- Exercise
Filter the entries for the word "background". Copy each line in which it occurs.
*** Supplied entries Section Begins ***
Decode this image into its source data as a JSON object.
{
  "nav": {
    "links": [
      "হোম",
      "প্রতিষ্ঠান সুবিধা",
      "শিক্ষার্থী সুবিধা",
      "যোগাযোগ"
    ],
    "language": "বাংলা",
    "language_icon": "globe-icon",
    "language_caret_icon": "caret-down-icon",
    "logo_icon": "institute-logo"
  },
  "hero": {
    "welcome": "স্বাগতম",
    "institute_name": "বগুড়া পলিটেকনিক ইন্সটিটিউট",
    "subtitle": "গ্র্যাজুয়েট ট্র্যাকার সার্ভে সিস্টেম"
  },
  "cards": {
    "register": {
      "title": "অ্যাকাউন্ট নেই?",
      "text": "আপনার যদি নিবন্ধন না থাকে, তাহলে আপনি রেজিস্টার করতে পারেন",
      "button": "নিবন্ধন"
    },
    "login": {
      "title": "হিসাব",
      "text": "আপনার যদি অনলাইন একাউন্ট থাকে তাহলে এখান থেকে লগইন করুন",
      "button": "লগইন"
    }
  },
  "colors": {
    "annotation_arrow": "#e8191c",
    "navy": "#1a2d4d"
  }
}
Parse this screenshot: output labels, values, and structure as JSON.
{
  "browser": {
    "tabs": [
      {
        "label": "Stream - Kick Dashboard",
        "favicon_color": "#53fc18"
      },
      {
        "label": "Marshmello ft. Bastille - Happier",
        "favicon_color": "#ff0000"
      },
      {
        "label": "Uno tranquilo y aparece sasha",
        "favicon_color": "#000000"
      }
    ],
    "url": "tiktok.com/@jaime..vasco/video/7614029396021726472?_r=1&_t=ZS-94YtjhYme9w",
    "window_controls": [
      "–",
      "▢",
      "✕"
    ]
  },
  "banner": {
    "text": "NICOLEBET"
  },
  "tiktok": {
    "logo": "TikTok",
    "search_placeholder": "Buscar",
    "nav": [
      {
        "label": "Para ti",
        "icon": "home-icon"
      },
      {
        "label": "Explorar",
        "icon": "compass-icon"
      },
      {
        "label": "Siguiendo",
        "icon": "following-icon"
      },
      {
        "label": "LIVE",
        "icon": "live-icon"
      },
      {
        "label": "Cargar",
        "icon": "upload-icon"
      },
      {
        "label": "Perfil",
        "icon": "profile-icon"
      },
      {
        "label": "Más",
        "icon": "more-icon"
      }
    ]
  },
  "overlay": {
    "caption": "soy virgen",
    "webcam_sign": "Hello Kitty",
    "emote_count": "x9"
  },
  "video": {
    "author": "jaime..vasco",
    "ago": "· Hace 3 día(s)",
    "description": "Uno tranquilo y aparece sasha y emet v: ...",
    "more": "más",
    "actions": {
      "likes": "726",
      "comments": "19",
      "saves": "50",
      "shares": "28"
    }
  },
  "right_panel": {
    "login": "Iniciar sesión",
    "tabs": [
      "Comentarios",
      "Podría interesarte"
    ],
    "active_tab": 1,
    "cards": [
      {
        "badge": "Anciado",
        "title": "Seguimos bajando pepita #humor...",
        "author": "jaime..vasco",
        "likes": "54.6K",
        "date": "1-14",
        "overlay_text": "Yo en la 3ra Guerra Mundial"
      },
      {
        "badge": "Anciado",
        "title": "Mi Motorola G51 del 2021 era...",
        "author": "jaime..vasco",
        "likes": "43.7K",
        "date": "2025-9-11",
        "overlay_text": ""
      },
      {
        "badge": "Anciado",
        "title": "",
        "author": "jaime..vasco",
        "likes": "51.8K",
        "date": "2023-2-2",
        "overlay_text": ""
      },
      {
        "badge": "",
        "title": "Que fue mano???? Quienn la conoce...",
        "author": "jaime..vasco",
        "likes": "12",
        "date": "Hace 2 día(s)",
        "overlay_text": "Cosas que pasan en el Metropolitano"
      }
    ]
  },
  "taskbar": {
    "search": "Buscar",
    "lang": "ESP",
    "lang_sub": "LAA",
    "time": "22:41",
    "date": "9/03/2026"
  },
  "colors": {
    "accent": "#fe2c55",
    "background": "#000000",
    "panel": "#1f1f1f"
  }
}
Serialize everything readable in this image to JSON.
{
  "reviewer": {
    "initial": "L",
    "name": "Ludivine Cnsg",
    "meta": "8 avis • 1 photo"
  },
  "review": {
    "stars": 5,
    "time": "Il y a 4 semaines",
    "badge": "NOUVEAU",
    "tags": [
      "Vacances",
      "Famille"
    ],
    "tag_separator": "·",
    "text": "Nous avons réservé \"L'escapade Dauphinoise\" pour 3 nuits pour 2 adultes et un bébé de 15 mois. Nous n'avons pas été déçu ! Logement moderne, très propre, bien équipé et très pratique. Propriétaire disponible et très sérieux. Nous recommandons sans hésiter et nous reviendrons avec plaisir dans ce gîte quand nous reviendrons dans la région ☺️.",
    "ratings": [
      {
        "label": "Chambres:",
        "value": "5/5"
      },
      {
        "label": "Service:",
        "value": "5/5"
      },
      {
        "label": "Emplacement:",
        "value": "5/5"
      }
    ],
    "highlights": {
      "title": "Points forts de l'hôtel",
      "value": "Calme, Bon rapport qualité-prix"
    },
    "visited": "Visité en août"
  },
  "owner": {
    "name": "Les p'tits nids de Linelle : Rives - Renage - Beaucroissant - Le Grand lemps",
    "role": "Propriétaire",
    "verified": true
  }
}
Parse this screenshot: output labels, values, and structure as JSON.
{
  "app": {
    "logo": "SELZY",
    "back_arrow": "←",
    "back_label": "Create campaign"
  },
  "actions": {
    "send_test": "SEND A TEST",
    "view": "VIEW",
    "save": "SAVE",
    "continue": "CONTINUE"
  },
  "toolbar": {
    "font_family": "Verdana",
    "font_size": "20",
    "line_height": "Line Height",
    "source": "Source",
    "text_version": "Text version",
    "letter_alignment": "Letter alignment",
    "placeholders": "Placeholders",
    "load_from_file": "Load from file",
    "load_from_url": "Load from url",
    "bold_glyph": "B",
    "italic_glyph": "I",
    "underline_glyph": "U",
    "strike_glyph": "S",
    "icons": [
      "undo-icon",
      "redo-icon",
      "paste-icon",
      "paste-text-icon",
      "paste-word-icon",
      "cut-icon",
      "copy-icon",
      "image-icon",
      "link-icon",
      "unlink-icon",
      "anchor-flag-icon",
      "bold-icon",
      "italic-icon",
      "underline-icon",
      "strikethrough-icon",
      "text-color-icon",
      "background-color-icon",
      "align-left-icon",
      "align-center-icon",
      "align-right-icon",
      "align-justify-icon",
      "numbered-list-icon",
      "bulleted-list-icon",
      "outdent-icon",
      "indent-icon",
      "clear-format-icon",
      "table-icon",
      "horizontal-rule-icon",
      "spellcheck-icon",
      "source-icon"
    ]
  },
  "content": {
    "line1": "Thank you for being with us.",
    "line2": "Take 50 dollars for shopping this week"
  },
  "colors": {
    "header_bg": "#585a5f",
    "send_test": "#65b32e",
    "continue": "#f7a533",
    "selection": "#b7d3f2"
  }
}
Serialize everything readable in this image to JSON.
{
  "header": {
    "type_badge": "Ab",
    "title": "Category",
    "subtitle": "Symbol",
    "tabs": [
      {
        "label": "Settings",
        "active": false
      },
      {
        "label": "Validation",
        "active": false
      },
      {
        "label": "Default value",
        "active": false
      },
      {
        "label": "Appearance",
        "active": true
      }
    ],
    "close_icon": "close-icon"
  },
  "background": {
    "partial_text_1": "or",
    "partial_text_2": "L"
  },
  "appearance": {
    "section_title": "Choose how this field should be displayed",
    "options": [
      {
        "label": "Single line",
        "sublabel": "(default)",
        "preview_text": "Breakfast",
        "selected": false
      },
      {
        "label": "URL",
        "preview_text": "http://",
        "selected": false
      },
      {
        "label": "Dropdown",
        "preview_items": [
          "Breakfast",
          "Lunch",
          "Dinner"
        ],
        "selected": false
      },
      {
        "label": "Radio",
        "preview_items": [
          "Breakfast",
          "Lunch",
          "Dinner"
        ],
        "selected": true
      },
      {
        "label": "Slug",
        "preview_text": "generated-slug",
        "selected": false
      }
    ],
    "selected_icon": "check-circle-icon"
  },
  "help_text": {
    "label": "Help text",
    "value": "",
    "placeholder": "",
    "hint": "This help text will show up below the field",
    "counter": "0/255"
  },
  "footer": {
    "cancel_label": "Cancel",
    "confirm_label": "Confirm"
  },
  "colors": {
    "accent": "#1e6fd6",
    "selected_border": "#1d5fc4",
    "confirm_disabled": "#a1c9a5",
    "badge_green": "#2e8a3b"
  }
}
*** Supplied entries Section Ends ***
- Response to the exercise
    "background": "#000000",
      "background-color-icon",
  "background": {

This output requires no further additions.